10 Step Generational Wealth Transfer Checklist



The Checklist


1. Are all family members aware of the extent and nature of the assets?


2. Has the family created a family wealth mission together?


3. Has the family developed a strategy to implement the family mission?


4. Have the roles needed to carry out the strategy been defined?


5. Are there measurable standards to determine qualifications for each recipient to receive the responsibility to be a steward of wealth?

a. Education

b. Experience

c. Family relationship


6. Has the competence level required for each role been clearly defined?


7. Are the recipients and family leaders in agreement on the application of standards and competencies for the roles?

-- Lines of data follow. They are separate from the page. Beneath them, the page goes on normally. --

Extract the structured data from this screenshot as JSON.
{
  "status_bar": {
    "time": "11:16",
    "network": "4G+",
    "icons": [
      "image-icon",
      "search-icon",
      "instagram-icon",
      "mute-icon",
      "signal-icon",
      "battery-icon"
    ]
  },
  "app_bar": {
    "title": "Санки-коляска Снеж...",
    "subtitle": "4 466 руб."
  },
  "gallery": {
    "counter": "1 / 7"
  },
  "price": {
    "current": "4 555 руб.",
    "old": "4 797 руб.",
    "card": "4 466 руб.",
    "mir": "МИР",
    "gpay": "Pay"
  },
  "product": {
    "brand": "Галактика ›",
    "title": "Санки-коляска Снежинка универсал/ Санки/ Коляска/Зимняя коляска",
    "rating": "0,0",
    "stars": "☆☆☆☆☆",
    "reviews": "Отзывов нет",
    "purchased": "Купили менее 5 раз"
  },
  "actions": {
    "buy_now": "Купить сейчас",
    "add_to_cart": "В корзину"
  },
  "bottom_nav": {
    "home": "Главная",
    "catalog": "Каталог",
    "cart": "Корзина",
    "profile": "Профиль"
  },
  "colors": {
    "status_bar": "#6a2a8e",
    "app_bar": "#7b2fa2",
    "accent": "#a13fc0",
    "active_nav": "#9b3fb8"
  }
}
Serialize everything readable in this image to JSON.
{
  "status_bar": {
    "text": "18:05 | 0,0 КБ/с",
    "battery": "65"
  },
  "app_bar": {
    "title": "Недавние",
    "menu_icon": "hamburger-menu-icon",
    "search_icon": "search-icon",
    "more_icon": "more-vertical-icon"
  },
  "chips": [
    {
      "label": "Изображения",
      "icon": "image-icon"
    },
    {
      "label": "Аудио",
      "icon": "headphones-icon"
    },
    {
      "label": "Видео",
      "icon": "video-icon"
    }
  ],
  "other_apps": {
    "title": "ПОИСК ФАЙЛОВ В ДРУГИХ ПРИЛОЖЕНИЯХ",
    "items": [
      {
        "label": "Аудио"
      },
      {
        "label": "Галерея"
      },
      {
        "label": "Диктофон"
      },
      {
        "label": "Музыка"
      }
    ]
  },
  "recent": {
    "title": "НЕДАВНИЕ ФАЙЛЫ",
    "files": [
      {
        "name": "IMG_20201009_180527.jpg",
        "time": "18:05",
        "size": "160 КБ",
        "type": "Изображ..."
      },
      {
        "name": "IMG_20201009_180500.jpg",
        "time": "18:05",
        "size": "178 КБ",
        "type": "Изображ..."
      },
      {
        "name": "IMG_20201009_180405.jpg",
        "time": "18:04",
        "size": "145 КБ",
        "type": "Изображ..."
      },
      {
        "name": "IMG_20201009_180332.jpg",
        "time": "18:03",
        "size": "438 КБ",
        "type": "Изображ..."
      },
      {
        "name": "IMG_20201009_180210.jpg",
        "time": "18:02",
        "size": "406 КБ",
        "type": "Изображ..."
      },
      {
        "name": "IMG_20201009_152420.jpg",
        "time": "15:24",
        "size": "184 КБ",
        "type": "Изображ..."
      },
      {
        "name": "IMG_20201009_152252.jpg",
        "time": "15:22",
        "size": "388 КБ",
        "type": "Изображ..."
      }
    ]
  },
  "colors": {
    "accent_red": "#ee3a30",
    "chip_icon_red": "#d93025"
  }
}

8. Have the recipients selected specific roles and declared their interest in preparing for and serving in those roles?

a. They understand their chosen role.

b. They have appreciation for the role.

c. They are likely to find personal fulfillment and happiness in preparing and filling the role.


9. Have conflicts between recipients who may be aspiring to the same role been resolved?

a. Have competition, fear and loathing of being involved, what’s best for the family been addressed?


10. Has a specific program of preparation been designed and accepted by family members that designates candidates for identified roles?



Successfully Transferring Wealth

In my experience and research there are three basic requirements to successfully transfer wealth to future generations:


1. Get all family members involved.


If everyone isn’t on board, prepared, or understands their individual and collective roles the ship is sure to sink. Lack of communication and trust account for a vast majority of wealth transfer failures.


Every member must be informed of the details of the assets to be transferred, prepared to be a steward of the assets, and manage them in a way that is inline with the family mission.


2. Each recipient must be required to learn, practice, and demonstrate certain skills to become a steward of generational wealth.


Patriarchs and Matriarchs must begin an assessment of interests, development of skills, and set heirs on a path of formal education as early as the recipient’s teen years to increase the likelihood of a successful transfer that will continue though multiple generations. The family must develop the ability to track progress and provide open support of family members. Access to a trusted mentor can help fulfil this requirement.


3. Develop a clearly stated family wealth mission.


A clearly stated family wealth mission provides guidance on a family’s balance of financial comfort, education, experiences, business and societal goals, and philanthropic goals. The family mission specifies:

  • The creation of incentives to pursue the requirements to receive a full transfer of the recipient’s share.

  • Creates opportunities for their personal and professional growth.

  • Empowers heirs to make informed decisions as to their personal involvement in managing the assets, business, etc.

  • Encourages community involvement.


4. Communicate, Communicate, Communicate


Increase communication through regularly scheduled family meetings to discuss issues and changes. Communication must be open to everyone including spouses. Plan ahead for each meeting. Be intentional with the business and fun focus of each. These should be 1-2 day affairs where everyone is heard avoiding lecture time while encouraging participation.



10 Step Generational Wealth Transfer


1. Are all family members aware of the extent and nature of the assets?


All members must review the estate plans and documents. Children who do not know the extent of the wealth can never discuss what they might do with it. Adults who read conditions that they feel are onerous or intrusive can only discuss those feeling with parents while they are still alive.


2. Has the family created a family wealth mission together?


The entire family participates in the most important decisions such as defining the mission that defines expectations of heirs; importance of competence on issues; sets standards for courtesy, consideration, listening and inclusion.


Current documents make distributions based on readiness not age that set qualifications for distributions such as 5 yr employment with consistent promotions. The entire family must create these standards and agree to them.


3. Has the family developed a strategy to implement the family mission?


4. Have the roles needed to carry out the strategy been defined?


All recipients have the option of participating in the management of the assets based on their level of competence and interest. They should be prepared to be concerned with the quality of management of the family assets.


5. Are there measurable standards to determine qualifications for each recipient to receive the responsibility to be a steward of wealth?

a. Education

b. Experience

c. Family relationship


6. Has the competence level required for each role been clearly defined?


7. Are the recipients and family leaders in agreement on the application of standards and competencies for the roles?


8. Have the recipients selected specific roles and declared their interest in preparing for and serving in those roles?

a. They understand their chosen role.